For the study, published in the journal Scientific Reports, scientists raised foraminifera — single-celled organisms about the size of a grain of sand — at the UC Davis Bodega Marine Laboratoryunder future, high CO2 conditions.

These tiny organisms, commonly called “forams,” are ubiquitous in marine environments and play a key role in food webs and the ocean carbon cycle.

Experiments with tiny, shelled organisms in the ocean suggest big changes to the global carbon cycle are underway, according to a study from the University of California, Davis. 

For the study, published in the journal Scientific Reports, scientists raised foraminifera — single-celled organisms about the size of a grain of sand — at the UC Davis Bodega Marine Laboratoryunder future, high CO2 conditions.

These tiny organisms, commonly called “forams,” are ubiquitous in marine environments and play a key role in food webs and the ocean carbon cycle.

Stressed under future conditions

After exposing them to a range of acidity levels, UC Davis scientists found that under high CO2, or more acidic, conditions, the foraminifera had trouble building their shells and making spines, an important feature of their shells.

They also showed signs of physiological stress, reducing their metabolism and slowing their respiration to undetectable levels.

Read more at University of California – Davis
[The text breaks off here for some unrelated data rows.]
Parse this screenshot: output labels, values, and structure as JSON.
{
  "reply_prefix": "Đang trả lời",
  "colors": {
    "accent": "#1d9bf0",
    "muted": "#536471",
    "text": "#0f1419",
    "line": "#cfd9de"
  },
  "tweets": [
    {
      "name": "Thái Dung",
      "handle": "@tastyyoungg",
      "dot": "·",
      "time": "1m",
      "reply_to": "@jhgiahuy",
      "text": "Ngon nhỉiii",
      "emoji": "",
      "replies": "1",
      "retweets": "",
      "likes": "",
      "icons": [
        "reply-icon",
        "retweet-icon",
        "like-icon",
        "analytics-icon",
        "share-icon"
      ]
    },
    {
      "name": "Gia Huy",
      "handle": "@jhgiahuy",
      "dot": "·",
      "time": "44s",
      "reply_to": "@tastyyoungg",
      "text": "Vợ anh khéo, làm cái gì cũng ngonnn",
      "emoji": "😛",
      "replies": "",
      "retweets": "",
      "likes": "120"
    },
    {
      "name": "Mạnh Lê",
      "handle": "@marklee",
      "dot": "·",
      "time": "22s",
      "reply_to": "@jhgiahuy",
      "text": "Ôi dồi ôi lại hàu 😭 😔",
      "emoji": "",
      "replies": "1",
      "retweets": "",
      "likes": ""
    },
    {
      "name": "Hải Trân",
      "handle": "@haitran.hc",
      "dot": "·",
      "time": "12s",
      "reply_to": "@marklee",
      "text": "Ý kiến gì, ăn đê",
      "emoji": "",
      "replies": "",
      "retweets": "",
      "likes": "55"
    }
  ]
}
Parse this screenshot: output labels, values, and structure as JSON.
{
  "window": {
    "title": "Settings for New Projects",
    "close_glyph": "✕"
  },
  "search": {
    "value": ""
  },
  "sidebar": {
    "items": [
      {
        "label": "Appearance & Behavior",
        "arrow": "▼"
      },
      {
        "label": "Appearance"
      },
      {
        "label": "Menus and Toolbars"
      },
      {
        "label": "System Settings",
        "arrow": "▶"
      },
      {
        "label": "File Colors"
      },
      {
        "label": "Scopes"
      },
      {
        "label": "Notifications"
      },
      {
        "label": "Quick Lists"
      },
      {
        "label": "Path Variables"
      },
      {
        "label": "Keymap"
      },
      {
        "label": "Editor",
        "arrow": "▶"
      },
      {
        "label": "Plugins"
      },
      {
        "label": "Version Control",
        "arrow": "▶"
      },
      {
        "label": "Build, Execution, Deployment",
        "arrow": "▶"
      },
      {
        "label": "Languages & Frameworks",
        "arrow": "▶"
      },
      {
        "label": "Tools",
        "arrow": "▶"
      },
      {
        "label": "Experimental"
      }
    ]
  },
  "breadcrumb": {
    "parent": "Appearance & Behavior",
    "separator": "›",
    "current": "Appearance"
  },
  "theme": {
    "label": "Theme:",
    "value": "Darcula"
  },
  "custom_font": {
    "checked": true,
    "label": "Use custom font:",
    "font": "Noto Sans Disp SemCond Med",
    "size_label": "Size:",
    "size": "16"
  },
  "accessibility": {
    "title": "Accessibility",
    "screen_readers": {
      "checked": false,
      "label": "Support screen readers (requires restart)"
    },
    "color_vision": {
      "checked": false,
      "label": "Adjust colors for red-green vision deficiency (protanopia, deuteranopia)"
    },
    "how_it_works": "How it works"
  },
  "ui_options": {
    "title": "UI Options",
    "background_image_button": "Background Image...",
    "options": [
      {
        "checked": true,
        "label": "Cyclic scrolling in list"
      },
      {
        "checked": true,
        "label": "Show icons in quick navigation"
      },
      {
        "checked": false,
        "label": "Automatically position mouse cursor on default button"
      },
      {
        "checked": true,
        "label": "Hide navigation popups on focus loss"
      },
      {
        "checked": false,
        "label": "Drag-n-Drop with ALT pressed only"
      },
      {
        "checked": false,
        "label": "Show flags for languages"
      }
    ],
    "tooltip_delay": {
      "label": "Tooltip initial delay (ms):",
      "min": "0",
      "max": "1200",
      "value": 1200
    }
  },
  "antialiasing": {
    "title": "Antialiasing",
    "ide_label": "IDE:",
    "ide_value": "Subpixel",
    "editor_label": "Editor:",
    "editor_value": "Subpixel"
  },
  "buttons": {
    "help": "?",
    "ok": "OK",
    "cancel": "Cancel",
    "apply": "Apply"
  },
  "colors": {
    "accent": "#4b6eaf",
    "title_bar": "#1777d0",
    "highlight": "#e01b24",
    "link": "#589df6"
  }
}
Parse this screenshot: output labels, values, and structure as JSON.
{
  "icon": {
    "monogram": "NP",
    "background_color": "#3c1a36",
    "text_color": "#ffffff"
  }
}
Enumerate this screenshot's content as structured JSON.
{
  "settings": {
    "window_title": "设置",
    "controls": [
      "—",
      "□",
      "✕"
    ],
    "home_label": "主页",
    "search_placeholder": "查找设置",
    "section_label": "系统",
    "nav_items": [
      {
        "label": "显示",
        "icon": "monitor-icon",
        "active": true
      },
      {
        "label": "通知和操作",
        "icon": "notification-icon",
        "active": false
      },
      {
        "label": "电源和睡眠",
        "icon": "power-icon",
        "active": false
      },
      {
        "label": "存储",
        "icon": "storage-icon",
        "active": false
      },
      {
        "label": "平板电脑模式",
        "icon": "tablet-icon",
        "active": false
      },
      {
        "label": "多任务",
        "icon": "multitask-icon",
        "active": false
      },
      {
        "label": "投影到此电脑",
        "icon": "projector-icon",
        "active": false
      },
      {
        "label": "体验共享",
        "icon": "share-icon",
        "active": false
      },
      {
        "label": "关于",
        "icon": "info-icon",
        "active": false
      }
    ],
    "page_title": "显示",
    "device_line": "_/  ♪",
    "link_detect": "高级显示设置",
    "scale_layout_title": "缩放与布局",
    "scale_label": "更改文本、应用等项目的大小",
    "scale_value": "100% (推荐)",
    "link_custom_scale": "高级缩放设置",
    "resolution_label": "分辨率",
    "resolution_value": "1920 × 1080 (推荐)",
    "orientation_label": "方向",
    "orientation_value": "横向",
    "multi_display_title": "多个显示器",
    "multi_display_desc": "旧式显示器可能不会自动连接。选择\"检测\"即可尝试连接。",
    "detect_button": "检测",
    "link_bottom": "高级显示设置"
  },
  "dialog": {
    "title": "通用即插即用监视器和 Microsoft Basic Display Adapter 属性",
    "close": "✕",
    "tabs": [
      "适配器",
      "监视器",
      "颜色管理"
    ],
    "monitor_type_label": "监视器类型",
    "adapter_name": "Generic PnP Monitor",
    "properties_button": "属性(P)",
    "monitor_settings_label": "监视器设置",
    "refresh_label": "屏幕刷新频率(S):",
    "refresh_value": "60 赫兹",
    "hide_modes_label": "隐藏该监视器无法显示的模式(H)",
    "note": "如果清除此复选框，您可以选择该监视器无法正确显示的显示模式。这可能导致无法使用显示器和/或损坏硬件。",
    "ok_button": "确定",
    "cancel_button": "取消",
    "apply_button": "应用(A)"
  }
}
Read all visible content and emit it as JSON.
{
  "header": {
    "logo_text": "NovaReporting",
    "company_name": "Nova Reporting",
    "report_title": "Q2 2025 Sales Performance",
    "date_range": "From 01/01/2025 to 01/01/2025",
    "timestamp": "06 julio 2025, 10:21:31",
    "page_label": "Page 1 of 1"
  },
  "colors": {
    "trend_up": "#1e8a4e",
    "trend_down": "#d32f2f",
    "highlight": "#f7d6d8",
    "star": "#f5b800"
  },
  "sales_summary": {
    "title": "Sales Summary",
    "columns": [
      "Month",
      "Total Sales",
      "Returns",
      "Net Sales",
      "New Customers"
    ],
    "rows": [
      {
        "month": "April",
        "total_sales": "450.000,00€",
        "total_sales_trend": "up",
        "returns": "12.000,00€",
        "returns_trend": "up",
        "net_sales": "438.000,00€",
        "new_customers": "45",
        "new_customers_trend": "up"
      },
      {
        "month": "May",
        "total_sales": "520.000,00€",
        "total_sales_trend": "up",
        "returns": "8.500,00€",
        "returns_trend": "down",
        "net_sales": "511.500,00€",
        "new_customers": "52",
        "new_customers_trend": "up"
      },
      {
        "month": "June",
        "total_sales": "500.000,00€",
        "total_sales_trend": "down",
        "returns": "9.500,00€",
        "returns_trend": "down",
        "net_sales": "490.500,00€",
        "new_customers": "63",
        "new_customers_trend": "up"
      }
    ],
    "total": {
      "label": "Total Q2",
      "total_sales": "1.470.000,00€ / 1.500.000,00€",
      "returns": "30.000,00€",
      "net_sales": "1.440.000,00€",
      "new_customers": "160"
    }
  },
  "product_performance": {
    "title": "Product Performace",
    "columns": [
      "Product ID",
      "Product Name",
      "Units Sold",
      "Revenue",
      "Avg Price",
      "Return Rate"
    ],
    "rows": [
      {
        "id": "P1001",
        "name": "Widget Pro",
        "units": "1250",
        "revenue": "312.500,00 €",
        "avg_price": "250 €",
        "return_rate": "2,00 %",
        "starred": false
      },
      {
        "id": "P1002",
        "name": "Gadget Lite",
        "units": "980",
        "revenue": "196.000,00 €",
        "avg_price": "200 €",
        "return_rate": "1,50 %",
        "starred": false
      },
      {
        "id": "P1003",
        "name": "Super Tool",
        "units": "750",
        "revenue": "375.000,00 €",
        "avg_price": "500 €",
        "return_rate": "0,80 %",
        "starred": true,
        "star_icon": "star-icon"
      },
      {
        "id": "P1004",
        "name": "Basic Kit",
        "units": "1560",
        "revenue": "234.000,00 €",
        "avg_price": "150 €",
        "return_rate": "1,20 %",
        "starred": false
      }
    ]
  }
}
Image: Catherine Davis and colleagues collect foraminifera to take back for study at UC Davis Bodega Marine Laboratory. (Credit: UC Davis)